Frozen sea in winter. The sea ice covers with snow and becomes about 1 to 3 meters thick. In spring a combined raise of temperature, change in ocean currents and strong winds break it up and carry it away as floating chunks ('pack'). Sea ice is dangerous to walk on as it contains cracks ('rivers'), can be thin or very soft and can be carried away in its entirety by strong katabatic winds in a matter of hours.

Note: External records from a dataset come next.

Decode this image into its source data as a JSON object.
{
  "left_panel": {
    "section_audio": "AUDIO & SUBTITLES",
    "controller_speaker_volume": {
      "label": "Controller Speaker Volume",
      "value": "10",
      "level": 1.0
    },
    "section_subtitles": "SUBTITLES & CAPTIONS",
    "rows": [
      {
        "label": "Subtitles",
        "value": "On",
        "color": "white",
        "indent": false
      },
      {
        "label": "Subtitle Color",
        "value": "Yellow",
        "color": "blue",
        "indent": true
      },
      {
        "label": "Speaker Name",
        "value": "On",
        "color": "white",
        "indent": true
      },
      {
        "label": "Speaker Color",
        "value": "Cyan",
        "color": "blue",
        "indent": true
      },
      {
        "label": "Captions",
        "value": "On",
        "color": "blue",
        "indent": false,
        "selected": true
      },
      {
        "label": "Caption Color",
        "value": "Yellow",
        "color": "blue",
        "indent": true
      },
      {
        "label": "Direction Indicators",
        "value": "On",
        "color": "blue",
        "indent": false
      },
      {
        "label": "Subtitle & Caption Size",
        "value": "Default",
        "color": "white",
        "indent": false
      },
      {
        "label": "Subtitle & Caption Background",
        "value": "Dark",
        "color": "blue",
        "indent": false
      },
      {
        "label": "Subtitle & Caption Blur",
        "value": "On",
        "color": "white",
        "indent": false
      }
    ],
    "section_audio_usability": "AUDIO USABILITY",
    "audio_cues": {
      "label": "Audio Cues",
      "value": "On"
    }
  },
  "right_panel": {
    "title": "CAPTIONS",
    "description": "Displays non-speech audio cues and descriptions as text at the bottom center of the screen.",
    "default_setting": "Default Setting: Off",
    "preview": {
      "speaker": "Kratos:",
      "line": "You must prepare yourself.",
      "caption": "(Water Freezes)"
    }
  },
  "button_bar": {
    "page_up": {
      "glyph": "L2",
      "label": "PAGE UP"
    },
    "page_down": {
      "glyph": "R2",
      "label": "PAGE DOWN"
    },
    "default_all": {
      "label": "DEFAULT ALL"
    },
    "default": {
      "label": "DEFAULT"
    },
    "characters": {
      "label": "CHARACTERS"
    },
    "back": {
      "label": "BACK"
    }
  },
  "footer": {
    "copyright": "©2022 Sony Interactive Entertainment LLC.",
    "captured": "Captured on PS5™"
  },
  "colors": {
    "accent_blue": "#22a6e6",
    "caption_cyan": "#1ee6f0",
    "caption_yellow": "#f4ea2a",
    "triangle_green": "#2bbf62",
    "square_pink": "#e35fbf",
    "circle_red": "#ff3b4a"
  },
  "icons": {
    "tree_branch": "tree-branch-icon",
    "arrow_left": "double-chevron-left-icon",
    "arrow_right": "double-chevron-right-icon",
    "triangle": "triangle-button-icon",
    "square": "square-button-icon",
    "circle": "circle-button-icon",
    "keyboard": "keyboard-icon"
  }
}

1. Specifically, ice formed by the freezing of seawater; as opposed, principally, to land ice. In brief, it forms first as lolly ice ( frazil crystals), thickens into sludge, and coagulates into sheet ice, pancake ice, or into floes of various shapes and sizes. Thereafter, sea ice may develop into pack ice and/or become a form of pressure ice. 2. Generally, any ice floating in the sea.